• [Assignment]:
Scan the lines below for the string "index" and report how many lines contain it, giving only the number.

* * *

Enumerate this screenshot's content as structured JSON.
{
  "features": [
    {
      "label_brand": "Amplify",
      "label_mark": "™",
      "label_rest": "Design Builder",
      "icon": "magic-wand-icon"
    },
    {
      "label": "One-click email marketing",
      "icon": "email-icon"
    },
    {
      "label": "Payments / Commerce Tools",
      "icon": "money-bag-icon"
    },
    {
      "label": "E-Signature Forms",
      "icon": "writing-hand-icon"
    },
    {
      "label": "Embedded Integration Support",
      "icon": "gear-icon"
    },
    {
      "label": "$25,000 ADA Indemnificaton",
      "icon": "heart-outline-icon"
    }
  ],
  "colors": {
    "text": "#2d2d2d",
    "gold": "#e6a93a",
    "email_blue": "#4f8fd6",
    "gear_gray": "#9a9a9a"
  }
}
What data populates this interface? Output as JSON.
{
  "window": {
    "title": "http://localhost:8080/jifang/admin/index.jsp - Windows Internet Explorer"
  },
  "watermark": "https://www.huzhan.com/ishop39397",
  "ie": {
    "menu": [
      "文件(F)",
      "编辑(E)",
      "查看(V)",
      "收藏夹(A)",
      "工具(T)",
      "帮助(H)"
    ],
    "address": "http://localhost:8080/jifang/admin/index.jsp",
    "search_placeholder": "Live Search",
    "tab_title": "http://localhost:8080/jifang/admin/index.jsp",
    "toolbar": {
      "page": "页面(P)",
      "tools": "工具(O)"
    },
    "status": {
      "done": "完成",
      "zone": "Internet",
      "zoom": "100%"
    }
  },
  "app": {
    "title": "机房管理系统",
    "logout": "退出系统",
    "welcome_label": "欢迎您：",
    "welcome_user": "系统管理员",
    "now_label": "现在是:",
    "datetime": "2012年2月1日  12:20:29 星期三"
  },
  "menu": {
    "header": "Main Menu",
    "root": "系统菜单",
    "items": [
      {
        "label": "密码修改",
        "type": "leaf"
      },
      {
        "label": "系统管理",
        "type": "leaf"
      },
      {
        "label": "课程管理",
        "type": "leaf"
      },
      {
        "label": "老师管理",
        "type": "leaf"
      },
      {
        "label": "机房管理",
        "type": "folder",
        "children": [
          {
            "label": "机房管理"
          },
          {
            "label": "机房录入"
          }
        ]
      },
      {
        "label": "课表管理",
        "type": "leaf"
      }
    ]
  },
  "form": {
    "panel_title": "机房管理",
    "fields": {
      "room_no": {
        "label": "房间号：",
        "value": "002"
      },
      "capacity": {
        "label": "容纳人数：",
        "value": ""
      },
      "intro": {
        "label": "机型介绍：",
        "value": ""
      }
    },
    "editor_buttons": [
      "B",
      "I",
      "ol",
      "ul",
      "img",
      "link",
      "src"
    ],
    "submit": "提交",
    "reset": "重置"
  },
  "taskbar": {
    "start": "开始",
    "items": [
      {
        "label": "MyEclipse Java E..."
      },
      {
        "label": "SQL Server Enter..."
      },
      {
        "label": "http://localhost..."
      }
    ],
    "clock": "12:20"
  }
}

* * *

• [Expected answer]:
3